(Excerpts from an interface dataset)
——
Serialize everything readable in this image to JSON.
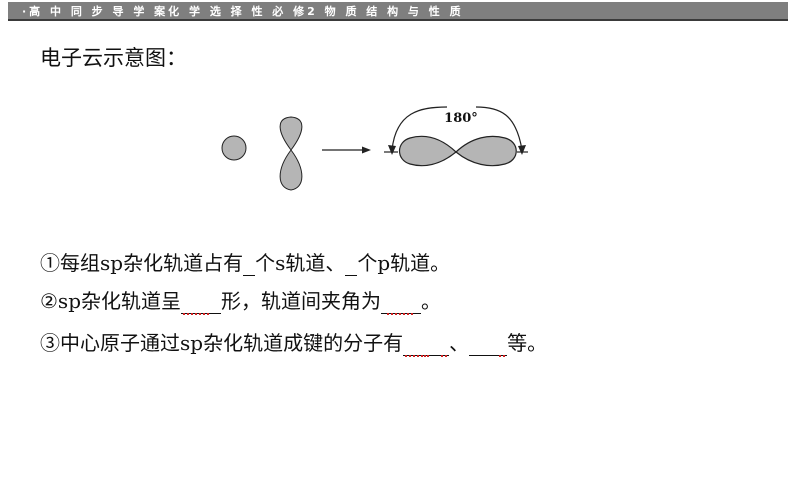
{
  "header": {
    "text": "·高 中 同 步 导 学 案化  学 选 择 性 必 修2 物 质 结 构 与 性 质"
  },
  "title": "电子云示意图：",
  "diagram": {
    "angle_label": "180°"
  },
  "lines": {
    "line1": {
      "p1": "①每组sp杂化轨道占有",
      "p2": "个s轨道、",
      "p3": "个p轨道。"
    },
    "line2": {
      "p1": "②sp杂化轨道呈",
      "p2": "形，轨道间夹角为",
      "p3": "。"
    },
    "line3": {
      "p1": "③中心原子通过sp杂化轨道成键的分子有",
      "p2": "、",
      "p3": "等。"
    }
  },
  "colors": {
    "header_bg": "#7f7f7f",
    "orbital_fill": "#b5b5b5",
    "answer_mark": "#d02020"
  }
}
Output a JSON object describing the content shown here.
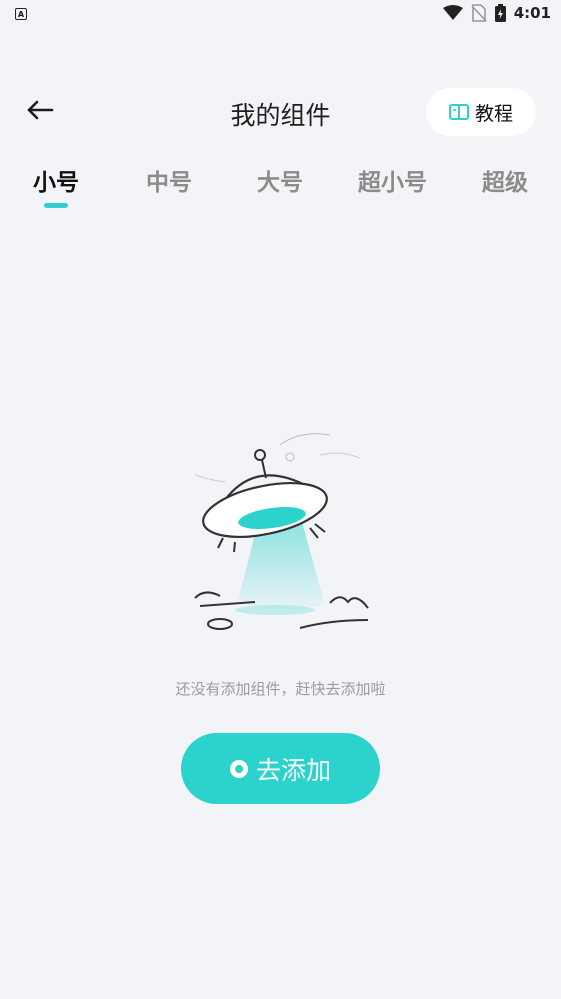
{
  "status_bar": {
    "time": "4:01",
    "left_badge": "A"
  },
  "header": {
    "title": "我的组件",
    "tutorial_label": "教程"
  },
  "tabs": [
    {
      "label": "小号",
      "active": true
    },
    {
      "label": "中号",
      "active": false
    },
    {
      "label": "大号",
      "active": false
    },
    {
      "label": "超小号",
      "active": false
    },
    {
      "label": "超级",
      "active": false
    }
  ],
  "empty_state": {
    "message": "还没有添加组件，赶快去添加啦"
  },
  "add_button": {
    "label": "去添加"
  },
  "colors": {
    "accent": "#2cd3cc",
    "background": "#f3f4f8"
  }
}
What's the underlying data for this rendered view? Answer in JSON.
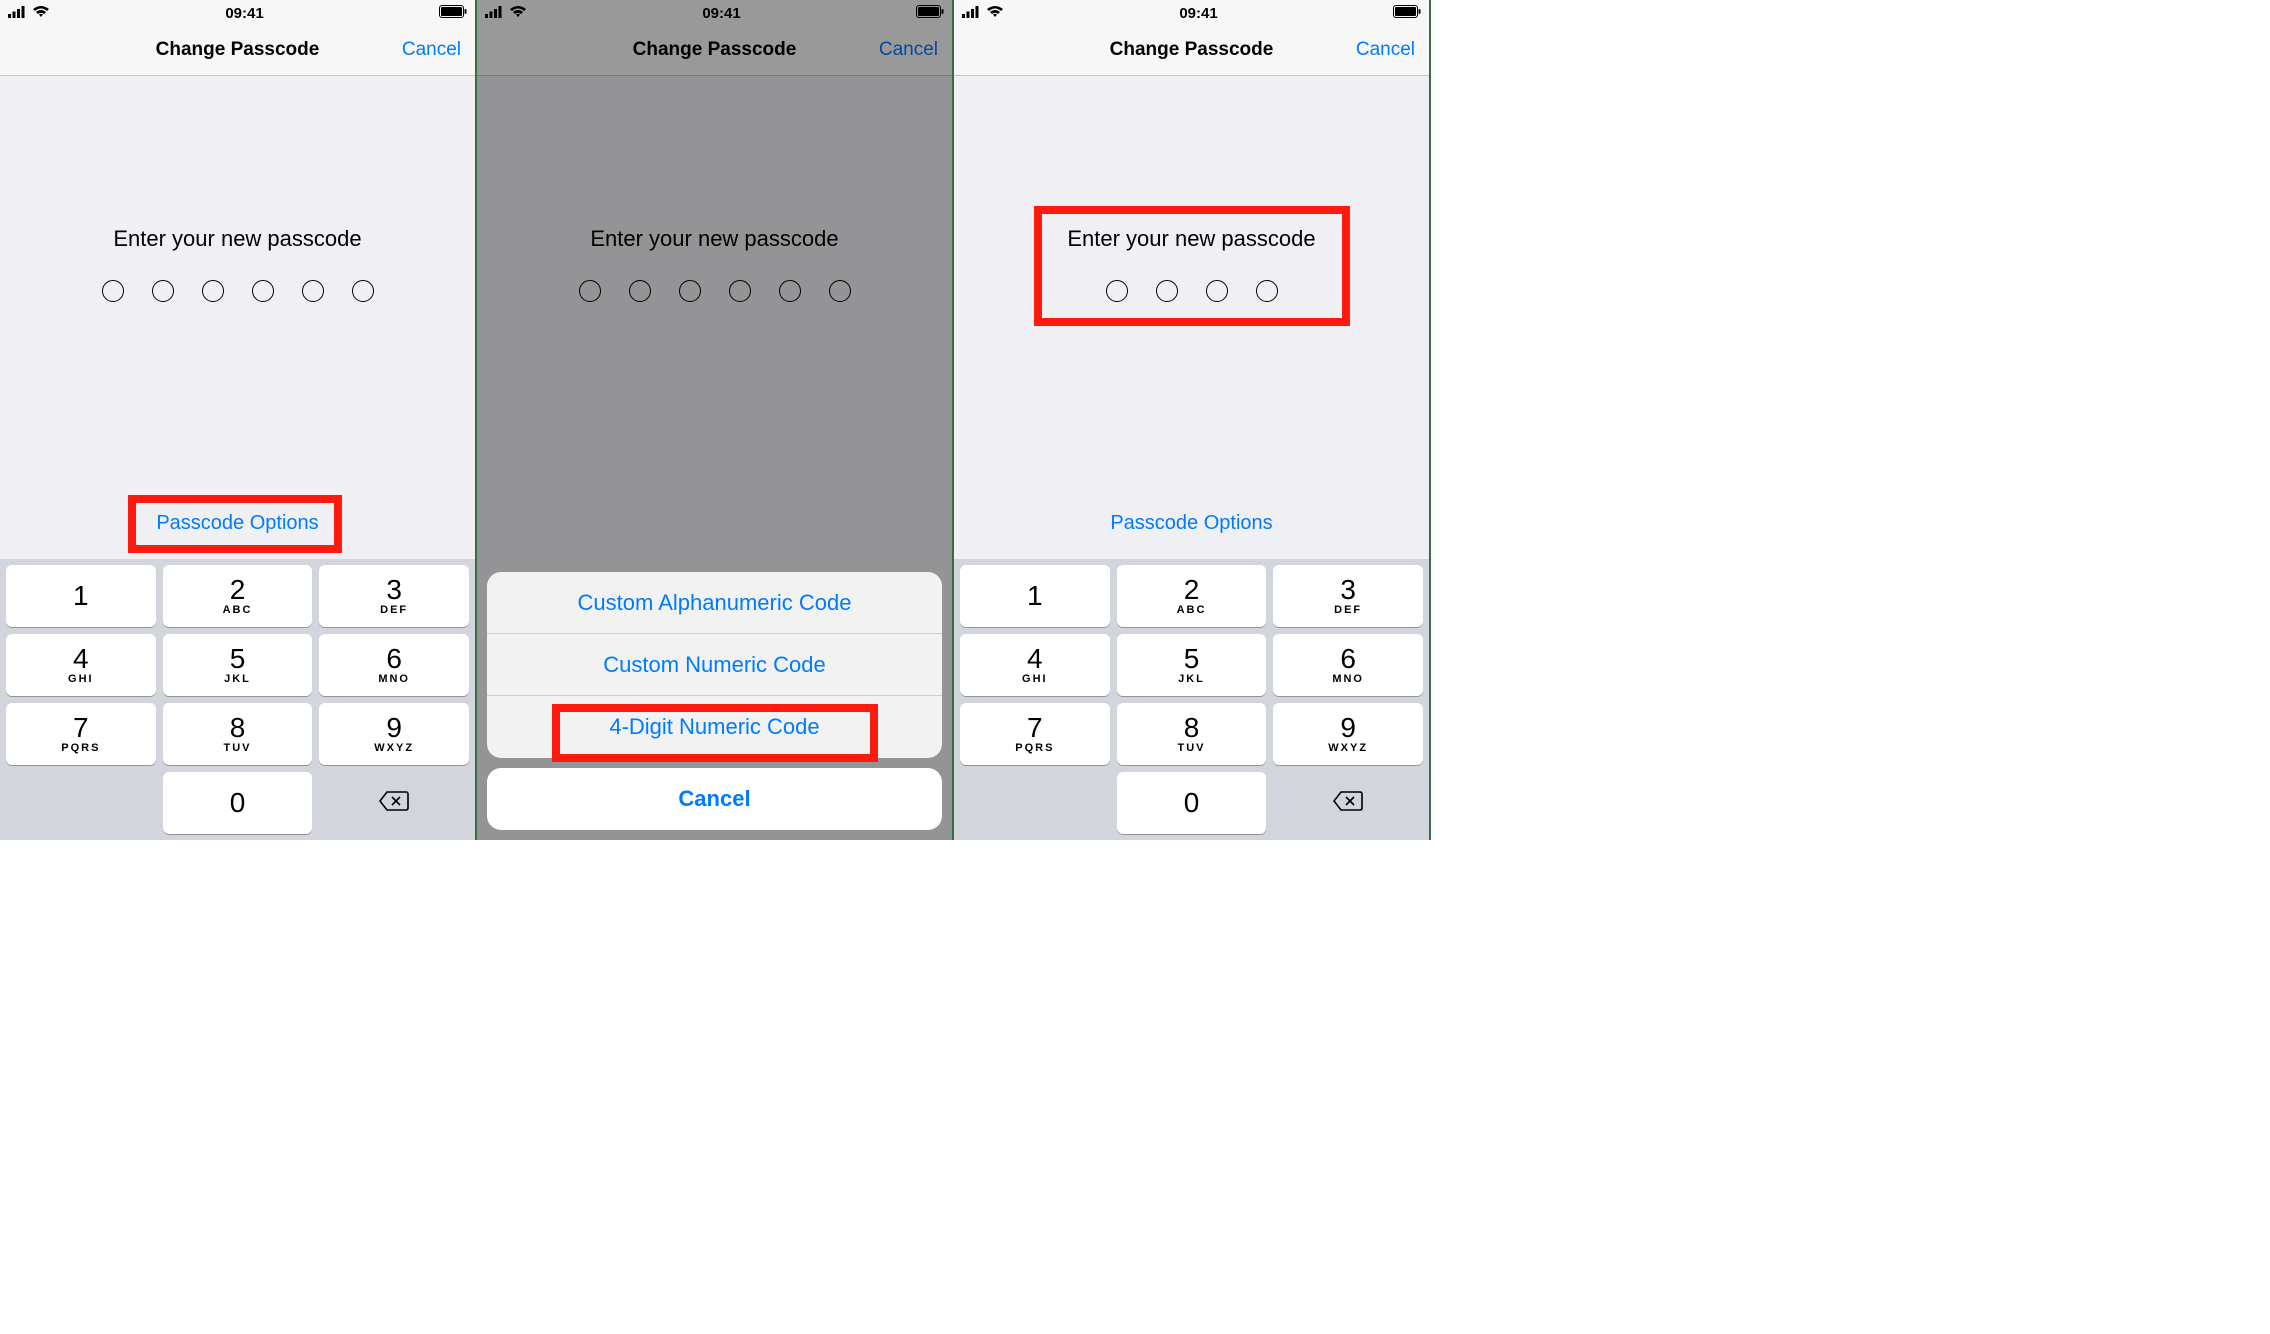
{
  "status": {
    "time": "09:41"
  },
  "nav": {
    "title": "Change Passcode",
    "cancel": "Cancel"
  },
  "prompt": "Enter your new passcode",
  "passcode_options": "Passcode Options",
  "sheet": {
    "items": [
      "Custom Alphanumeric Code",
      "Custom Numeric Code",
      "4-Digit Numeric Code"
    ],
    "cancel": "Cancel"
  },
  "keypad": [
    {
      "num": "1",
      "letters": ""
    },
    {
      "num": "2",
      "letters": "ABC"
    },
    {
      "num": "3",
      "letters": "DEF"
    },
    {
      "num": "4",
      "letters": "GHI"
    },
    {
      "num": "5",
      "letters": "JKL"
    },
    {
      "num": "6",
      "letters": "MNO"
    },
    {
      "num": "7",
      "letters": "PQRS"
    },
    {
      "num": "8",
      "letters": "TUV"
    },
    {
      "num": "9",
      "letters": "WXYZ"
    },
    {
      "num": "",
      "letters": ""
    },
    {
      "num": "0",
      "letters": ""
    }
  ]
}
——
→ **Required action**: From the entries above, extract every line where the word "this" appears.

→ **Response area**:
Serialize everything readable in this image to JSON.
What's the underlying data for this rendered view? Answer in JSON.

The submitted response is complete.